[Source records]
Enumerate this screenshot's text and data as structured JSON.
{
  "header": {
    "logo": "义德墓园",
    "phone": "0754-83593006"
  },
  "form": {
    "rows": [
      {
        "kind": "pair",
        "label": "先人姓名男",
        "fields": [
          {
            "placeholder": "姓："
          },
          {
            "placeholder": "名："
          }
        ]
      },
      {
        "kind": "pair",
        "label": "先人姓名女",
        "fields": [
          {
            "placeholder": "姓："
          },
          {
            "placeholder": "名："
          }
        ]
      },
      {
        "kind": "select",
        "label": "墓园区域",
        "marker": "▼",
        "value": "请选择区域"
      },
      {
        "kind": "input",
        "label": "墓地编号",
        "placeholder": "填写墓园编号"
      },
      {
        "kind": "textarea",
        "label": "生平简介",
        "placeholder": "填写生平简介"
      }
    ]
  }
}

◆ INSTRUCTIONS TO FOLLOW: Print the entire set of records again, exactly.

◆ WRITTEN ANSWER:
Enumerate this screenshot's text and data as structured JSON.
{
  "header": {
    "logo": "义德墓园",
    "phone": "0754-83593006"
  },
  "form": {
    "rows": [
      {
        "kind": "pair",
        "label": "先人姓名男",
        "fields": [
          {
            "placeholder": "姓："
          },
          {
            "placeholder": "名："
          }
        ]
      },
      {
        "kind": "pair",
        "label": "先人姓名女",
        "fields": [
          {
            "placeholder": "姓："
          },
          {
            "placeholder": "名："
          }
        ]
      },
      {
        "kind": "select",
        "label": "墓园区域",
        "marker": "▼",
        "value": "请选择区域"
      },
      {
        "kind": "input",
        "label": "墓地编号",
        "placeholder": "填写墓园编号"
      },
      {
        "kind": "textarea",
        "label": "生平简介",
        "placeholder": "填写生平简介"
      }
    ]
  }
}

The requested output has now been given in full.